United States Department of State
English: Location of Benghazi within Libya. (Photo credit: Wikipedia)
Published: Sept. 11, 2013 at 9:40 AM
WASHINGTON, Sept. 11 (UPI) — Several militant groups took part in the deadly 2012 attack on the U.S. Consulate in Benghazi, Libya, U.S. counter-terrorism officials determined.
The officials identified numerous people involved – such as the extremist group Ansar al-Sharia — and have issued sealed indictments in recent months, but on the one-year anniversary there isn’t “anyone in custody who can tell us” specifics of the attack, a counter-terrorism official told The Washington Post in an interview published Tuesday.
“That is a huge gap,” said the official. “What we lack is a source of information that puts us where we need to be.”
The Benghazi attack — in which Christopher Stevens, the U.S. ambassador to Libya, and three other diplomatic employees died — still is a live issue for investigators and House Republicans conducting hearings on whether the Obama administration is covering up failures that occurred before, during and after the assault.
Iranian authorities blocked a website Wednesday hours after it was launched by the U.S. State Department to be a “virtual embassy” reaching out to people in the Islamic Republic.
“In accordance with the cybercrime law, access to this website is not possible,” read a notice to anyone inside Iran trying to visit iran.usembassy.gov.
The semi-official Fars news agency commented on the blocking of the U.S. website, saying, “A decisive reaction by Iranian authorities has neutralized another sly plot by the Americans.”
The “Virtual Embassy Tehran” website — which makes clear it does not offer consular services — is an attempt by Secretary of State Hillary Clinton to give Iranians a sympathetic view of the United States, which is referred to as “the Great Satan” by Tehran’s ruling elite.
The White House condemned the effort by Tehran to control “what the Iranian people see and hear,” and said it remained committed to engaging in dialogue with the Iranian people.
“Through this action, the Iranian government has once again demonstrated its commitment to build an electronic curtain of surveillance and censorship around its people,” it said.
The United States has launched what it’s billing as a “virtual Iranian embassy” in an effort to engage with that country more than three decades after the U.S. Embassy in Tehran was closed and diplomatic relations were cut with Iran.
The project’s stated aim is to “enhance outreach and dialogue between the American and Iranian people.” A message by U.S. Secretary of State Hillary Clinton, in English and in Persian, welcomes users to the site.
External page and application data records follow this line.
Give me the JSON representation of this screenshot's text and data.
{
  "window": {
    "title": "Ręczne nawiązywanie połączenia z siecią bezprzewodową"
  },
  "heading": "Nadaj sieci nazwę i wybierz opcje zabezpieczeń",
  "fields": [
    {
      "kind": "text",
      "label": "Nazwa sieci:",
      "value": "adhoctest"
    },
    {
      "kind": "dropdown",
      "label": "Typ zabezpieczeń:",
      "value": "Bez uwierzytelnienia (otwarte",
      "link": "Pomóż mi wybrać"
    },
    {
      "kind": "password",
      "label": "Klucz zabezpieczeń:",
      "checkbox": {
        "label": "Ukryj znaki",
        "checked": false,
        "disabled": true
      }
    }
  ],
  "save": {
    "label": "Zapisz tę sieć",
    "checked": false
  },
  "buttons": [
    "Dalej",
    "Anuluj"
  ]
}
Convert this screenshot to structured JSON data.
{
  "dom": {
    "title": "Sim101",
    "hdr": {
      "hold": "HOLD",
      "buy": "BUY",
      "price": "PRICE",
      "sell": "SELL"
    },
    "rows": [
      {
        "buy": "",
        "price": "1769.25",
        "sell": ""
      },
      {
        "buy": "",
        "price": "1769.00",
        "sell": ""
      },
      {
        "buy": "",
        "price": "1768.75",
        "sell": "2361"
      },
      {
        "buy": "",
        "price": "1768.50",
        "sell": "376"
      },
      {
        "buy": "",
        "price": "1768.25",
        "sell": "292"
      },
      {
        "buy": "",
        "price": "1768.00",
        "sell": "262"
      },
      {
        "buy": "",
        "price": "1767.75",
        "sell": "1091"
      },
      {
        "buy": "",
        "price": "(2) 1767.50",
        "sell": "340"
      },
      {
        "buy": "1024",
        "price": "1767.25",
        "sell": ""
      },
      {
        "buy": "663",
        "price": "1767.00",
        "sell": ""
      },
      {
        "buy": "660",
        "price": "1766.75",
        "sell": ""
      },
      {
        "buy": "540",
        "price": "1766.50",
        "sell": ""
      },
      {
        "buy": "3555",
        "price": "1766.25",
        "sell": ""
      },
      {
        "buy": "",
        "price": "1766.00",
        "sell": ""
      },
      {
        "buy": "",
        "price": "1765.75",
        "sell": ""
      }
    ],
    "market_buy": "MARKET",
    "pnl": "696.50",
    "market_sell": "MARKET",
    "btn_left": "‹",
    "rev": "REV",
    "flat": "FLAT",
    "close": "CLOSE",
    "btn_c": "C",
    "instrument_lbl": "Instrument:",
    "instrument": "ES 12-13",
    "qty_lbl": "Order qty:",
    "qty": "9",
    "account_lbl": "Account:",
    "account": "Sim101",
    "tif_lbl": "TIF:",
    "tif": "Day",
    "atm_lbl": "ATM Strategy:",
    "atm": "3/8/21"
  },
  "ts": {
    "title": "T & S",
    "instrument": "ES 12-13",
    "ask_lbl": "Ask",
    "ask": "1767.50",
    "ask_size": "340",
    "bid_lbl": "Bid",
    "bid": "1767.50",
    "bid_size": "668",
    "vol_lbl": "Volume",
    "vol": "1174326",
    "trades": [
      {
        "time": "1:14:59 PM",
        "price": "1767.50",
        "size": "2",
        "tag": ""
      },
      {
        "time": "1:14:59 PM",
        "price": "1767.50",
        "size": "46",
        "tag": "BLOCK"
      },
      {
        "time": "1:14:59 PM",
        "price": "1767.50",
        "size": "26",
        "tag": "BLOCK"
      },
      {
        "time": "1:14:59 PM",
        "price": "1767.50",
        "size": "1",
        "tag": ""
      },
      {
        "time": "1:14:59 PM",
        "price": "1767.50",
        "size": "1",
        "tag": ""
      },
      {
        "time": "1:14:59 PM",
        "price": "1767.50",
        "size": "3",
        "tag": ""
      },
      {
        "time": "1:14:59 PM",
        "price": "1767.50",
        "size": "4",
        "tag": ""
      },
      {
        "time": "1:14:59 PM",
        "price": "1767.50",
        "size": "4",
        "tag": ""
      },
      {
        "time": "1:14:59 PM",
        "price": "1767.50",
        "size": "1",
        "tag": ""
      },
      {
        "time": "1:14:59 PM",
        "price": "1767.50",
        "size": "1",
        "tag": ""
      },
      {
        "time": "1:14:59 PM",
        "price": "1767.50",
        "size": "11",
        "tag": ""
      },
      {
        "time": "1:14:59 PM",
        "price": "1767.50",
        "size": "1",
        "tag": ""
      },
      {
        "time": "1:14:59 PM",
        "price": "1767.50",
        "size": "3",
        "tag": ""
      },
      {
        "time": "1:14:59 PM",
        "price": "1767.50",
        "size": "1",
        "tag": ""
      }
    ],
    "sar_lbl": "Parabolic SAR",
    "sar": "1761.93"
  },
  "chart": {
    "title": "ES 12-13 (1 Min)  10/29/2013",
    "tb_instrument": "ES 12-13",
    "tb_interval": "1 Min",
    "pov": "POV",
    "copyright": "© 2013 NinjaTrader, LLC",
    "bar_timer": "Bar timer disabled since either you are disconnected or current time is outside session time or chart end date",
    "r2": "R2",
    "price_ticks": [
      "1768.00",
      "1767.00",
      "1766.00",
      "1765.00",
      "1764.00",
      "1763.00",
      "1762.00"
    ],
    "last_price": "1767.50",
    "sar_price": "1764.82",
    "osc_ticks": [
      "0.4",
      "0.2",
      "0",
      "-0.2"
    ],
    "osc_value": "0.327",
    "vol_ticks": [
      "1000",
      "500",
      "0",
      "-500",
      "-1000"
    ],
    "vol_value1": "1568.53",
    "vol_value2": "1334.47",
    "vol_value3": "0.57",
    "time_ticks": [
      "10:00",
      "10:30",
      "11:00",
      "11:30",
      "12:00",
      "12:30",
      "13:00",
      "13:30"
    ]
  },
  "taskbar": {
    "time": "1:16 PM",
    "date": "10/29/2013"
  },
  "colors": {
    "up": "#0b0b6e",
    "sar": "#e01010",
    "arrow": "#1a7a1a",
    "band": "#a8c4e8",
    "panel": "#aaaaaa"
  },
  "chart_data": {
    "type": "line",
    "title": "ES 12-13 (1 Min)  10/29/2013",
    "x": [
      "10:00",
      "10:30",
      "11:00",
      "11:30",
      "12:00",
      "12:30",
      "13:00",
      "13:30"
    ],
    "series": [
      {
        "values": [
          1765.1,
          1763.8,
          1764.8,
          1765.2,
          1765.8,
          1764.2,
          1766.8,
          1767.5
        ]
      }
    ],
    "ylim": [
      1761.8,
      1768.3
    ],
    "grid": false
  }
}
Clinton says she hopes it will provide an opportunity for citizens of the two countries “to communicate openly and without fear.”
“Because the United States and Iran do not have diplomatic relations, we have missed some important opportunities for dialogue with you, the citizens of Iran,” Clinton says. “But today, we can use new technologies to bridge that gap and promote greater understanding between our two countries, and the peoples of each country, which is why we established this virtual embassy.”
In accompanying text, the State Department explains: “This website is not a formal diplomatic mission, nor does it represent or describe a real U.S. embassy accredited to the Iranian government. But in the absence of direct contact, it can work as a bridge between the American and Iranian people.”
Direct contact between Americans and Iranians has been lacking since 1979, the year of Iran’s Islamic revolution and the taking of 52 American hostages at the U.S. Embassy in Tehran. Since then, the embassy — dubbed a “nest of spies” by Iranian revolutionaries — has been closed and Washington has relied on the Swiss government to represent its diplomatic interests in the country.
For much of that time, Washington has been challenging, and sanctioning, Tehran over its secretive nuclear program, which the United States and many international critics claim is hiding a weapons program. Iran insists its nuclear activities are peaceful. Read the rest of this entry »
The Pentagon‘s secret plan to slash its own budget.
BY JOHN NORRIS | APRIL 13, 2011
On Friday, April 8, as members of the U.S. Congress engaged in a last-minute game of chicken over the federal budget, the Pentagon quietly issued a report that received little initial attention: “A National Strategic Narrative.” The report was issued under the pseudonym of “Mr. Y,” a takeoff on George Kennan’s 1946 “Long Telegram” from Moscow (published under the name “X” the following year in Foreign Affairs) that helped set containment as the cornerstone of U.S. strategy for dealing with the Soviet Union.
The piece was written by two senior members of the Joint Chiefs of Staff in a “personal” capacity, but it is clear that it would not have seen the light of day without a measure of official approval. Its findings are revelatory, and they deserve to be read and appreciated not only by every lawmaker in Congress, but by every American citizen. Read the rest of this entry »